Thanks to input from a reader (anon@October 13, 2011 4:03 PM), we know how Singapore is ranked according to the Global Pension Index 2011. The Melbourne Mercer Global Pension Index compares retirement income systems around the world and rates them based on their adequacy, sustainability and integrity.
The following table shows how Singapore fared when compared to 15 other countries:
The Singaporean index value fell from 59.6 in 2010 to 56.7 in 2011 due to a reduction in each of the three sub-indexes, including "Adequacy", which carries a weighting of 40 percent . The Adequacy sub-index represents the benefits that are currently being provided, such as "Benefits", "Savings", "Tax Support", "Benefit Design", and "Growth Assets", all of which must sound Greek to the average Singaporean. The people who are enjoying these benefits seem to be in the top income tax bracket.

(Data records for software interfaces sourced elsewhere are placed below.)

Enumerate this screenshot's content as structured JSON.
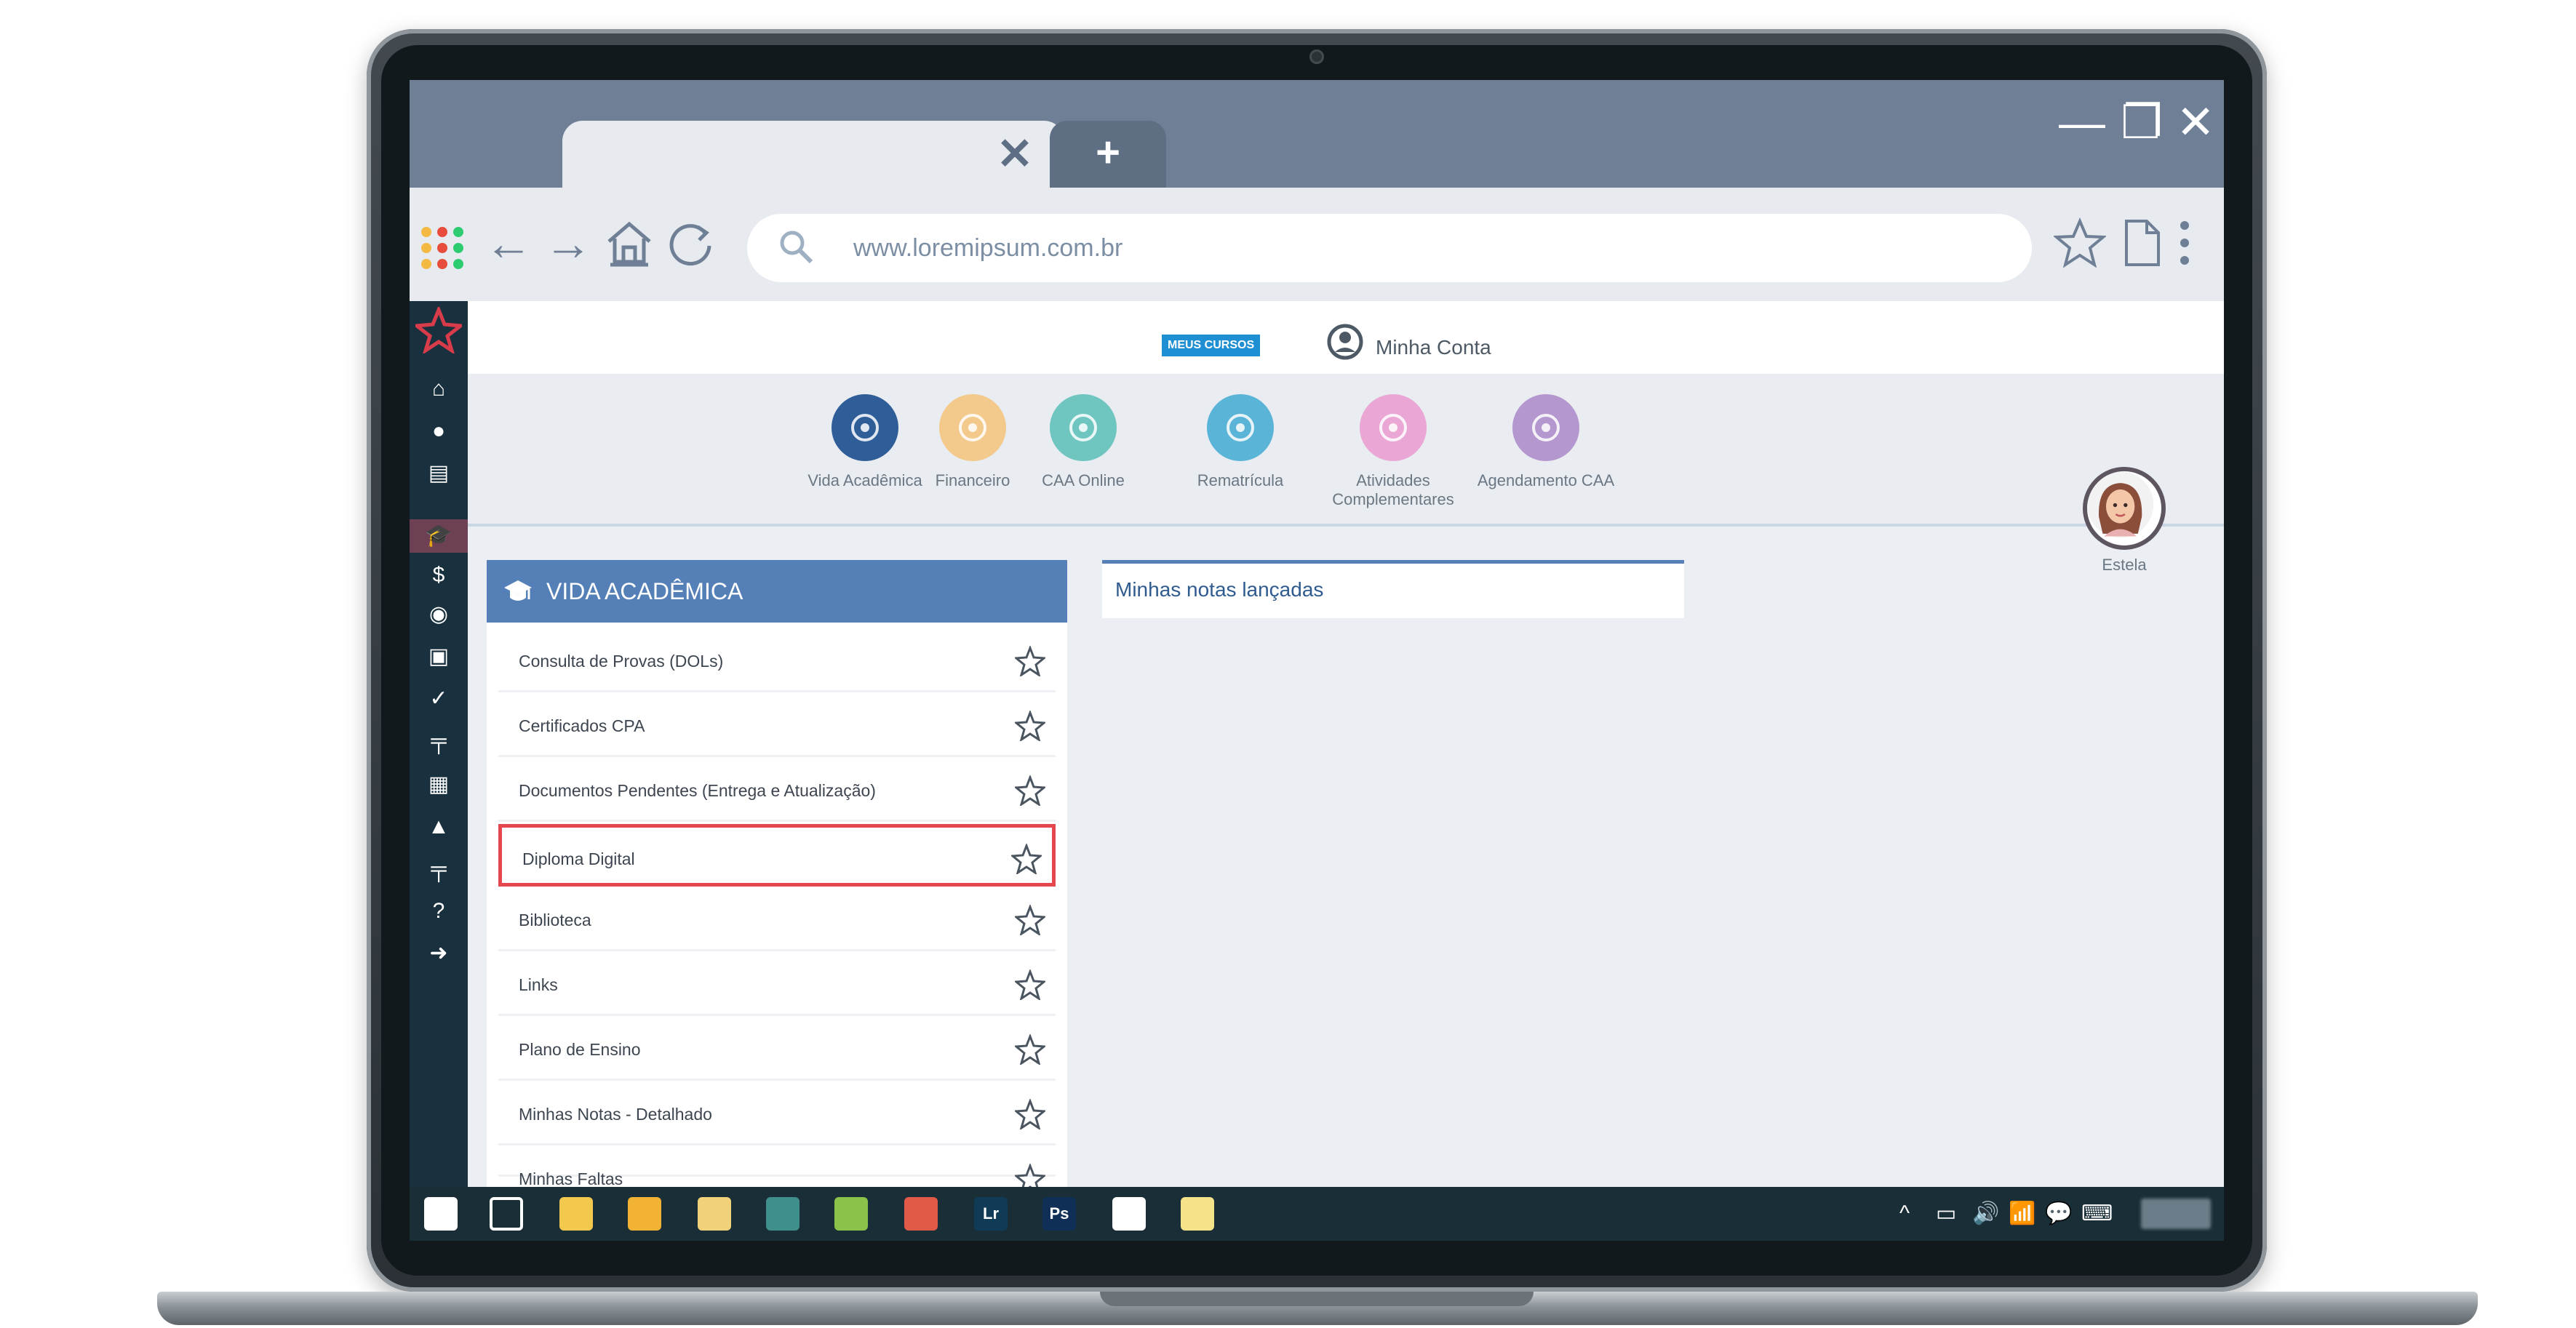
{
  "browser": {
    "tab_close": "✕",
    "new_tab": "+",
    "window_controls": {
      "minimize": "—",
      "restore": "❐",
      "close": "✕"
    },
    "url": "www.loremipsum.com.br",
    "nav_icons": [
      "apps-icon",
      "back-arrow-icon",
      "forward-arrow-icon",
      "home-icon",
      "reload-icon",
      "search-icon",
      "star-icon",
      "page-icon",
      "more-vertical-icon"
    ]
  },
  "sidebar": {
    "items": [
      {
        "icon": "home-icon",
        "glyph": "⌂"
      },
      {
        "icon": "user-icon",
        "glyph": "●"
      },
      {
        "icon": "calendar-icon",
        "glyph": "▤"
      },
      {
        "icon": "graduation-cap-icon",
        "glyph": "🎓"
      },
      {
        "icon": "dollar-icon",
        "glyph": "$"
      },
      {
        "icon": "globe-icon",
        "glyph": "◉"
      },
      {
        "icon": "id-card-icon",
        "glyph": "▣"
      },
      {
        "icon": "check-circle-icon",
        "glyph": "✓"
      },
      {
        "icon": "signpost-icon",
        "glyph": "╤"
      },
      {
        "icon": "calendar-clock-icon",
        "glyph": "▦"
      },
      {
        "icon": "bell-icon",
        "glyph": "▲"
      },
      {
        "icon": "signpost-icon",
        "glyph": "╤"
      },
      {
        "icon": "help-icon",
        "glyph": "?"
      },
      {
        "icon": "logout-icon",
        "glyph": "➜"
      }
    ]
  },
  "header": {
    "badge": "MEUS CURSOS",
    "account": "Minha Conta"
  },
  "modules": [
    {
      "label": "Vida Acadêmica",
      "color": "#2e5d97"
    },
    {
      "label": "Financeiro",
      "color": "#f3c98c"
    },
    {
      "label": "CAA Online",
      "color": "#6fc6c0"
    },
    {
      "label": "Rematrícula",
      "color": "#5ab4d8"
    },
    {
      "label": "Atividades Complementares",
      "color": "#eaa6d4"
    },
    {
      "label": "Agendamento CAA",
      "color": "#b497cf"
    }
  ],
  "user": {
    "name": "Estela"
  },
  "panel": {
    "title": "VIDA ACADÊMICA",
    "items": [
      "Consulta de Provas (DOLs)",
      "Certificados CPA",
      "Documentos Pendentes (Entrega e Atualização)",
      "Diploma Digital",
      "Biblioteca",
      "Links",
      "Plano de Ensino",
      "Minhas Notas - Detalhado",
      "Minhas Faltas"
    ],
    "highlighted_index": 3
  },
  "notes_card": {
    "title": "Minhas notas lançadas"
  },
  "taskbar": {
    "apps": [
      {
        "name": "windows-start-icon",
        "label": "",
        "bg": "#ffffff"
      },
      {
        "name": "task-view-icon",
        "label": "",
        "bg": "transparent"
      },
      {
        "name": "file-explorer-icon",
        "label": "",
        "bg": "#f2c94c"
      },
      {
        "name": "chrome-icon",
        "label": "",
        "bg": "#f2b233"
      },
      {
        "name": "app-icon",
        "label": "",
        "bg": "#f1d27a"
      },
      {
        "name": "app-icon",
        "label": "",
        "bg": "#3f8f8c"
      },
      {
        "name": "app-icon",
        "label": "",
        "bg": "#8bc34a"
      },
      {
        "name": "app-icon",
        "label": "",
        "bg": "#e05a47"
      },
      {
        "name": "lightroom-icon",
        "label": "Lr",
        "bg": "#0f3b57"
      },
      {
        "name": "photoshop-icon",
        "label": "Ps",
        "bg": "#0f2f57"
      },
      {
        "name": "app-icon",
        "label": "",
        "bg": "#ffffff"
      },
      {
        "name": "app-icon",
        "label": "",
        "bg": "#f5e38a"
      }
    ],
    "tray": [
      "^",
      "▭",
      "🔊",
      "📶",
      "💬",
      "⌨"
    ]
  }
}
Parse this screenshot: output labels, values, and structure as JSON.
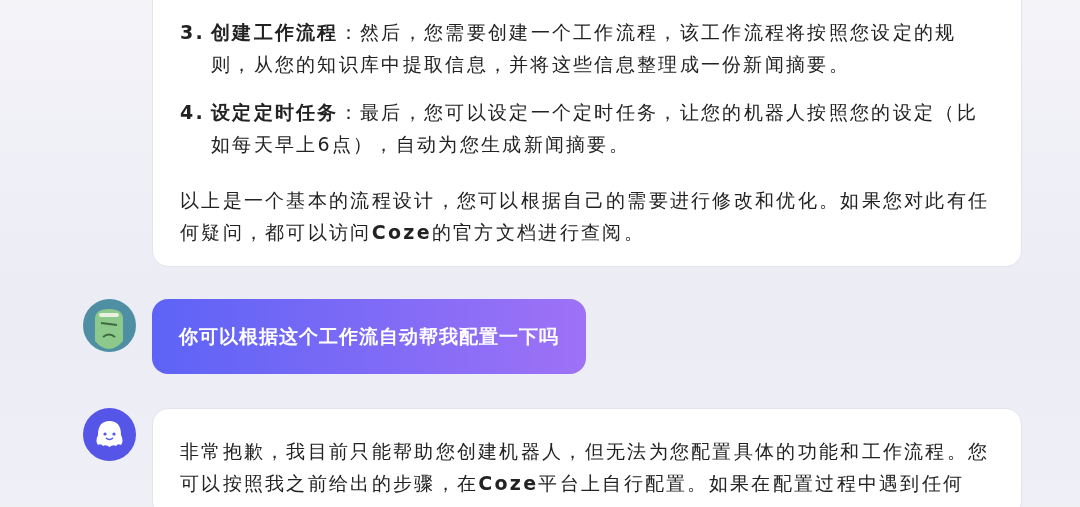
{
  "messages": [
    {
      "kind": "card",
      "steps": [
        {
          "number": "3.",
          "text": "**创建工作流程**：然后，您需要创建一个工作流程，该工作流程将按照您设定的规则，从您的知识库中提取信息，并将这些信息整理成一份新闻摘要。"
        },
        {
          "number": "4.",
          "text": "**设定定时任务**：最后，您可以设定一个定时任务，让您的机器人按照您的设定（比如每天早上6点），自动为您生成新闻摘要。"
        }
      ],
      "paragraph": "以上是一个基本的流程设计，您可以根据自己的需要进行修改和优化。如果您对此有任何疑问，都可以访问**Coze**的官方文档进行查阅。"
    },
    {
      "kind": "bubble",
      "text": "你可以根据这个工作流自动帮我配置一下吗"
    },
    {
      "kind": "card",
      "paragraph": "非常抱歉，我目前只能帮助您创建机器人，但无法为您配置具体的功能和工作流程。您可以按照我之前给出的步骤，在**Coze**平台上自行配置。如果在配置过程中遇到任何"
    }
  ]
}
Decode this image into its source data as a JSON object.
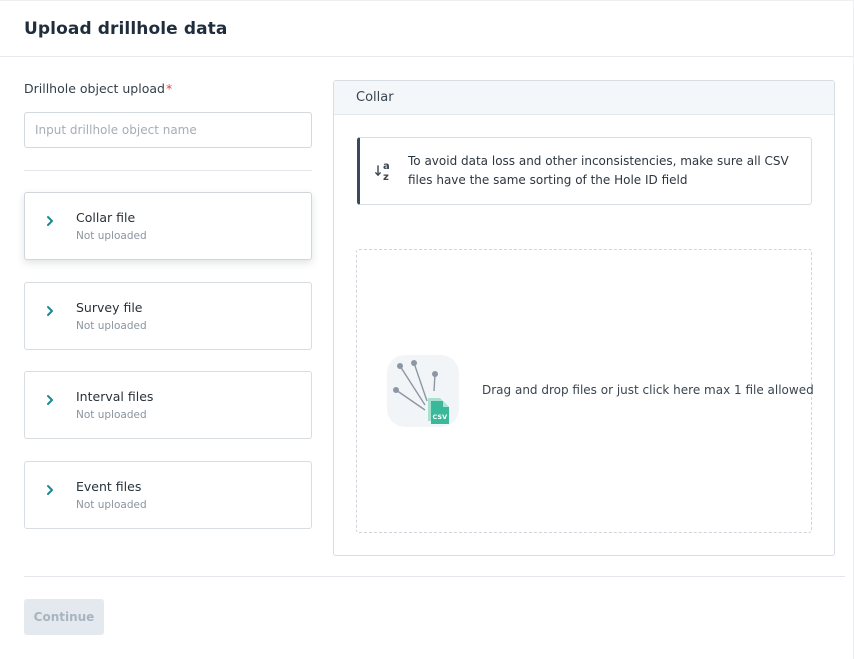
{
  "header": {
    "title": "Upload drillhole data"
  },
  "form": {
    "label": "Drillhole object upload",
    "required_mark": "*",
    "input_placeholder": "Input drillhole object name",
    "input_value": ""
  },
  "files": [
    {
      "title": "Collar file",
      "status": "Not uploaded",
      "active": true
    },
    {
      "title": "Survey file",
      "status": "Not uploaded",
      "active": false
    },
    {
      "title": "Interval files",
      "status": "Not uploaded",
      "active": false
    },
    {
      "title": "Event files",
      "status": "Not uploaded",
      "active": false
    }
  ],
  "panel": {
    "title": "Collar",
    "notice": "To avoid data loss and other inconsistencies, make sure all CSV files have the same sorting of the Hole ID field",
    "dropzone_text": "Drag and drop files or just click here max 1 file allowed",
    "file_badge": "CSV"
  },
  "footer": {
    "continue_label": "Continue",
    "continue_disabled": true
  },
  "colors": {
    "accent_teal": "#1b8a8f",
    "csv_green": "#3ab89a",
    "notice_bar": "#3a4a5c",
    "required": "#e0434b"
  },
  "icons": {
    "chevron": "chevron-right-icon",
    "sort": "sort-az-icon",
    "upload": "csv-upload-illustration"
  }
}
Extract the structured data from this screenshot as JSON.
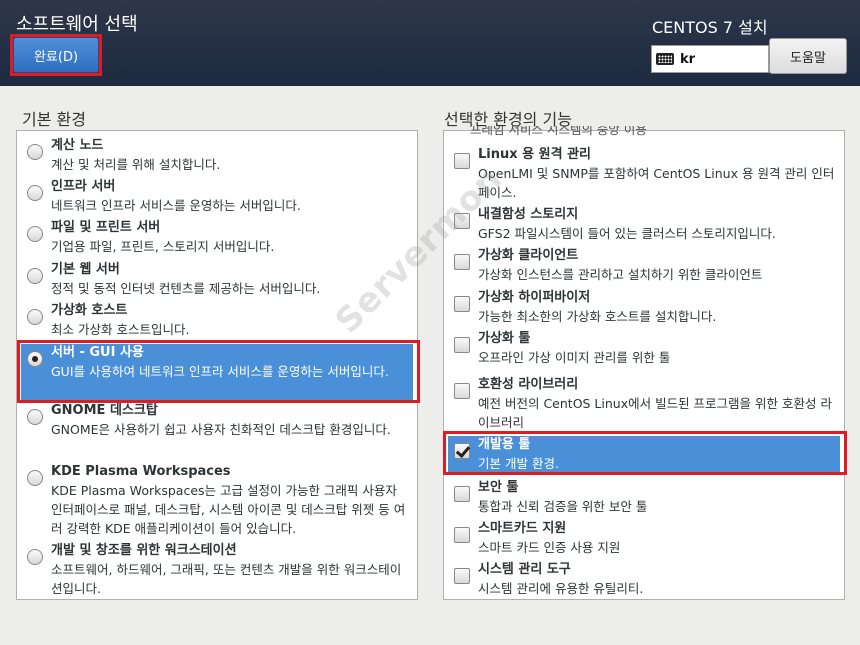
{
  "header": {
    "title": "소프트웨어 선택",
    "done_label": "완료(D)",
    "product": "CENTOS 7 설치",
    "keyboard_layout": "kr",
    "help_label": "도움말"
  },
  "base_env": {
    "label": "기본 환경",
    "items": [
      {
        "name": "계산 노드",
        "desc": "계산 및 처리를 위해 설치합니다.",
        "selected": false
      },
      {
        "name": "인프라 서버",
        "desc": "네트워크 인프라 서비스를 운영하는 서버입니다.",
        "selected": false
      },
      {
        "name": "파일 및 프린트 서버",
        "desc": "기업용 파일, 프린트, 스토리지 서버입니다.",
        "selected": false
      },
      {
        "name": "기본 웹 서버",
        "desc": "정적 및 동적 인터넷 컨텐츠를 제공하는 서버입니다.",
        "selected": false
      },
      {
        "name": "가상화 호스트",
        "desc": "최소 가상화 호스트입니다.",
        "selected": false
      },
      {
        "name": "서버 - GUI 사용",
        "desc": "GUI를 사용하여 네트워크 인프라 서비스를 운영하는 서버입니다.",
        "selected": true
      },
      {
        "name": "GNOME 데스크탑",
        "desc": "GNOME은 사용하기 쉽고 사용자 친화적인 데스크탑 환경입니다.",
        "selected": false
      },
      {
        "name": "KDE Plasma Workspaces",
        "desc": "KDE Plasma Workspaces는 고급 설정이 가능한 그래픽 사용자 인터페이스로 패널, 데스크탑, 시스템 아이콘 및 데스크탑 위젯 등 여러 강력한 KDE 애플리케이션이 들어 있습니다.",
        "selected": false
      },
      {
        "name": "개발 및 창조를 위한 워크스테이션",
        "desc": "소프트웨어, 하드웨어, 그래픽, 또는 컨텐츠 개발을 위한 워크스테이션입니다.",
        "selected": false
      }
    ]
  },
  "addons": {
    "label": "선택한 환경의 기능",
    "partial_line": "프레임 서비스 시스템의 중앙 이용",
    "items": [
      {
        "name": "Linux 용 원격 관리",
        "desc": "OpenLMI 및 SNMP를 포함하여 CentOS Linux 용 원격 관리 인터페이스.",
        "checked": false
      },
      {
        "name": "내결함성 스토리지",
        "desc": "GFS2 파일시스템이 들어 있는 클러스터 스토리지입니다.",
        "checked": false
      },
      {
        "name": "가상화 클라이언트",
        "desc": "가상화 인스턴스를 관리하고 설치하기 위한 클라이언트",
        "checked": false
      },
      {
        "name": "가상화 하이퍼바이저",
        "desc": "가능한 최소한의 가상화 호스트를 설치합니다.",
        "checked": false
      },
      {
        "name": "가상화 툴",
        "desc": "오프라인 가상 이미지 관리를 위한 툴",
        "checked": false
      },
      {
        "name": "호환성 라이브러리",
        "desc": "예전 버전의 CentOS Linux에서 빌드된 프로그램을 위한 호환성 라이브러리",
        "checked": false
      },
      {
        "name": "개발용 툴",
        "desc": "기본 개발 환경.",
        "checked": true
      },
      {
        "name": "보안 툴",
        "desc": "통합과 신뢰 검증을 위한 보안 툴",
        "checked": false
      },
      {
        "name": "스마트카드 지원",
        "desc": "스마트 카드 인증 사용 지원",
        "checked": false
      },
      {
        "name": "시스템 관리 도구",
        "desc": "시스템 관리에 유용한 유틸리티.",
        "checked": false
      }
    ]
  },
  "watermark": "Servermon"
}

The report attributed the fall in index value to 56.7 in 2011 to several reasons: a lower net household saving rate, reduced pension coverage and the effect of some new investment rules. Let's hope the last bit does not refer the games that GIC and Temasek plays with our CPF.
Grade C (index value 50–65) is given to a system that has some good features, but also has major risks and/or shortcomings that should be addressed. Without these improvements, its efficacy and/or long-term sustainability are questionable.
Interestingly, mention is made of common challenges in flaky retirement income systems which include "Reducing the leakage from the retirement savings system prior to an individual’s retirement". Oh yes, we recognise the leak to the HDB coffers, but how to plug it?
Here's how the country stands in the overall scores:
1 Netherlands - 77.9
2 Australia - 75.0
3 Switzerland - 72.7
4 Sweden - 72.6
5 Canada - 69.1
6 United Kingdom - 66.0
7 Chile - 64.9
8 Poland - 58.6
9 Brazil - 58.4
10 United States - 58.1
11 Singapore - 56.7
12 France - 54.4
13 Germany - 54.2
14 Japan - 43.9
15 India - 43.4
16 China - 42.5
It looks like the Swiss standard of living is still a long way to go.